New Zealand lawyers, Pro Bono, and Access to Justice
Stewart, Kayla; Toy-Cronin, Bridgette; Choe, Louisa

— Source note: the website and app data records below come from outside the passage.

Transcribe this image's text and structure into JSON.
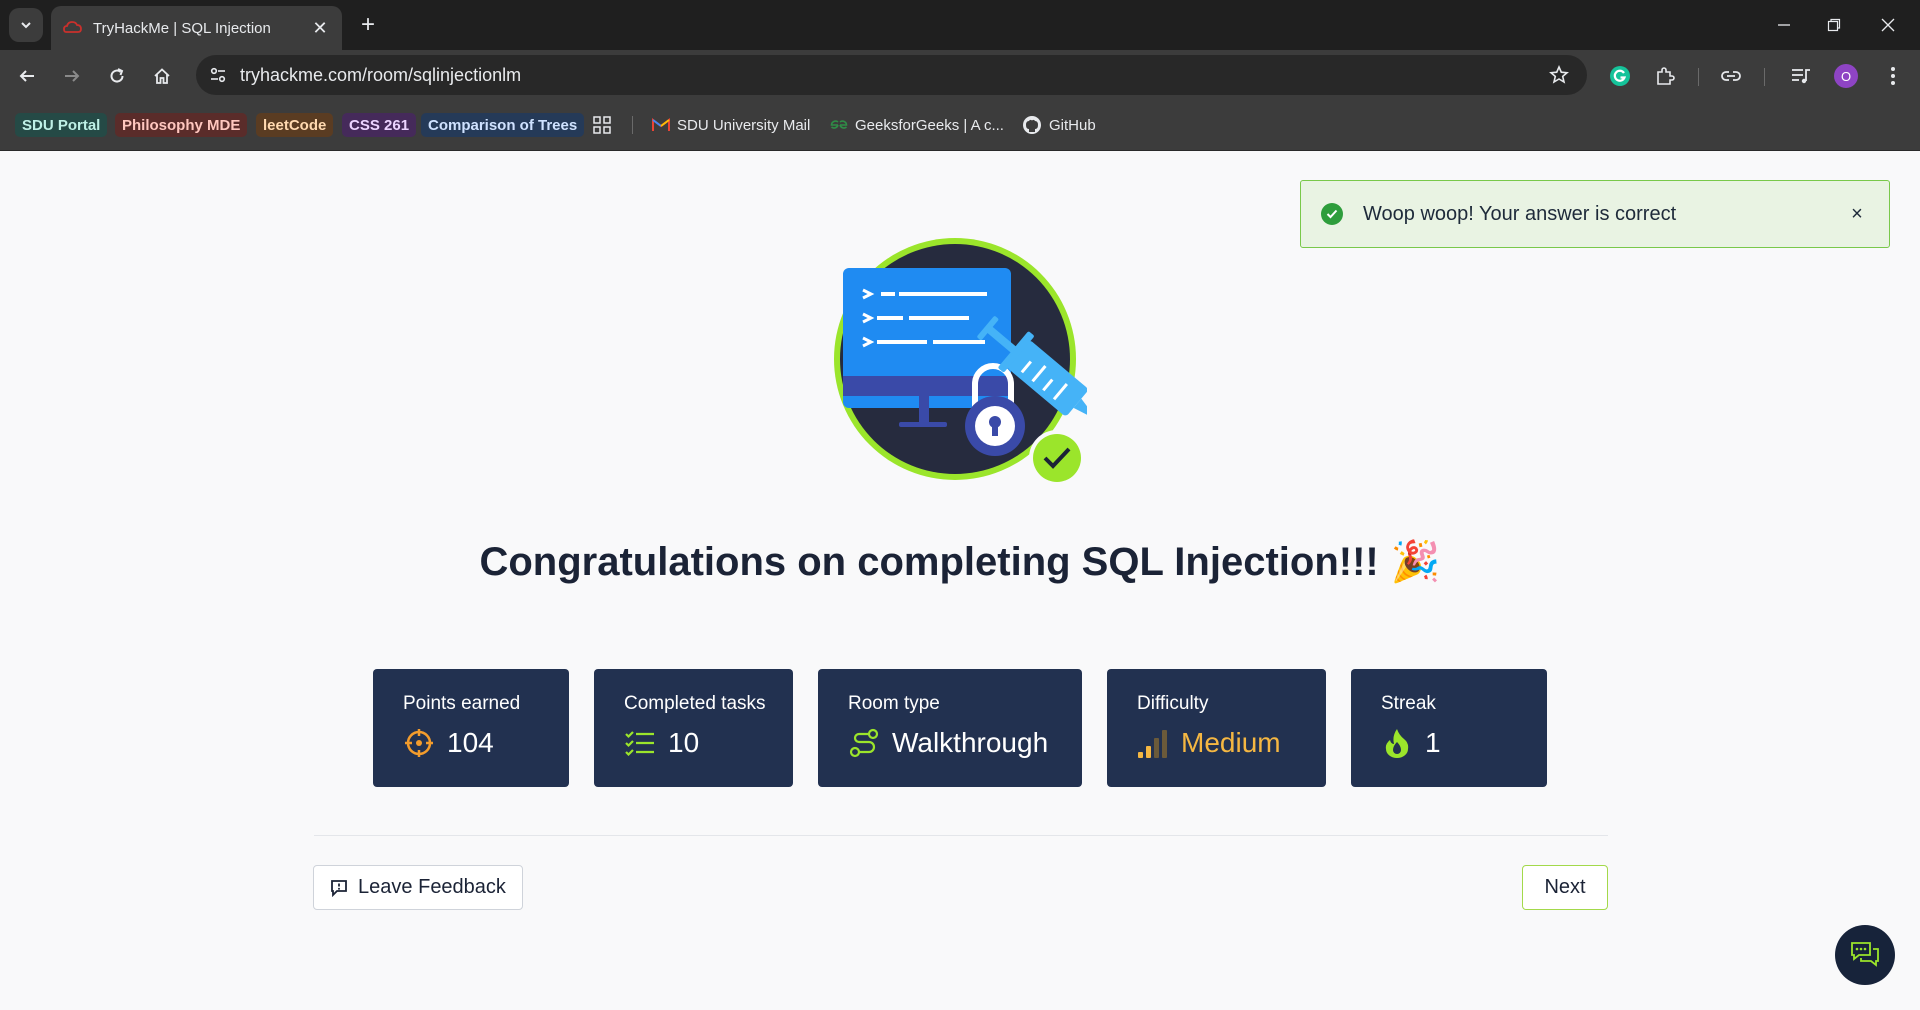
{
  "browser": {
    "tab_title": "TryHackMe | SQL Injection",
    "url": "tryhackme.com/room/sqlinjectionlm",
    "profile_initial": "O",
    "bookmarks": [
      {
        "label": "SDU Portal",
        "bg": "#254a46",
        "fg": "#bff0e6"
      },
      {
        "label": "Philosophy MDE",
        "bg": "#5a2c2a",
        "fg": "#ffc7bf"
      },
      {
        "label": "leetCode",
        "bg": "#5a3c22",
        "fg": "#ffd9b0"
      },
      {
        "label": "CSS 261",
        "bg": "#452a5a",
        "fg": "#ecd4ff"
      },
      {
        "label": "Comparison of Trees",
        "bg": "#253a58",
        "fg": "#cfe2ff"
      }
    ],
    "bookmark_links": [
      "SDU University Mail",
      "GeeksforGeeks | A c...",
      "GitHub"
    ]
  },
  "toast": {
    "message": "Woop woop! Your answer is correct",
    "close": "×"
  },
  "page": {
    "congrats_title": "Congratulations on completing SQL Injection!!!",
    "congrats_emoji": "🎉",
    "stats": [
      {
        "label": "Points earned",
        "value": "104",
        "icon": "crosshair-icon"
      },
      {
        "label": "Completed tasks",
        "value": "10",
        "icon": "checklist-icon"
      },
      {
        "label": "Room type",
        "value": "Walkthrough",
        "icon": "route-icon"
      },
      {
        "label": "Difficulty",
        "value": "Medium",
        "icon": "signal-bars-icon"
      },
      {
        "label": "Streak",
        "value": "1",
        "icon": "flame-icon"
      }
    ],
    "feedback_label": "Leave Feedback",
    "next_label": "Next"
  },
  "colors": {
    "card_bg": "#223150",
    "accent_green": "#a3d94a",
    "difficulty_medium": "#f5b742",
    "toast_border": "#79c84a"
  }
}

This report summarises the results of a study about the provision of pro bono legal services in New Zealand. The study was conducted in two phases from September 2018 to February 2019 as part of a wider project about free and low cost services offered by lawyers. The first phase was a survey of the profession, which 360 lawyers completed. The survey included questions about how lawyers define pro bono, how much pro bono work they perform and for which clients, and whether they regard providing pro bono legal services as a professional obligation. The second phase involved qualitative interviews with 23 lawyers to elicit more detailed information about attitudes to pro bono work and how pro bono service provision operates in Aotearoa. The results of the study suggest there is little shared understanding of what constitutes pro bono legal services. This is a significant impediment to any discussion about pro bono legal services, the amount of provision, who is providing the services, and the design of policy to encourage the provision of more pro bono services. The study also identified a blurring between legal aid services and pro bono. The results also suggest that were the NZLS to implement an aspirational target of 35 hours per annum (as has been suggested), most lawyers would fall short of this target. While 41 percent of lawyers are exceeding the target, more than a quarter are doing no pro bono work that enhances access to justice. The remaining quarter are doing some access to justice focused pro bono work, but less than the suggested aspirational target. Furthermore, pro bono services are not distributed fairly either within the profession as service providers, or across the public, as service recipients. The study makes ten recommendations focussed on three key themes: (1) that the profession develops a shared definition of pro bono, focussed on pro bono that enhances access to justice, and that this definition be the basis for all programmes, targets and incentives for carrying out pro bono; (2) that a national clearinghouse for pro bono be introduced to minimise the administrative burden on lawyers providing pro bono and more equitably distribute pro bono services among the public; (3) that the legal profession associations encourage an increase in the amount of pro bono service via a number of mechanisms including regulatory reform and the introduction of an aspirational target.
Series: Civil Justice Insight Series
Keywords: Pro bono; lawyers; legal services
Research Type: Project Report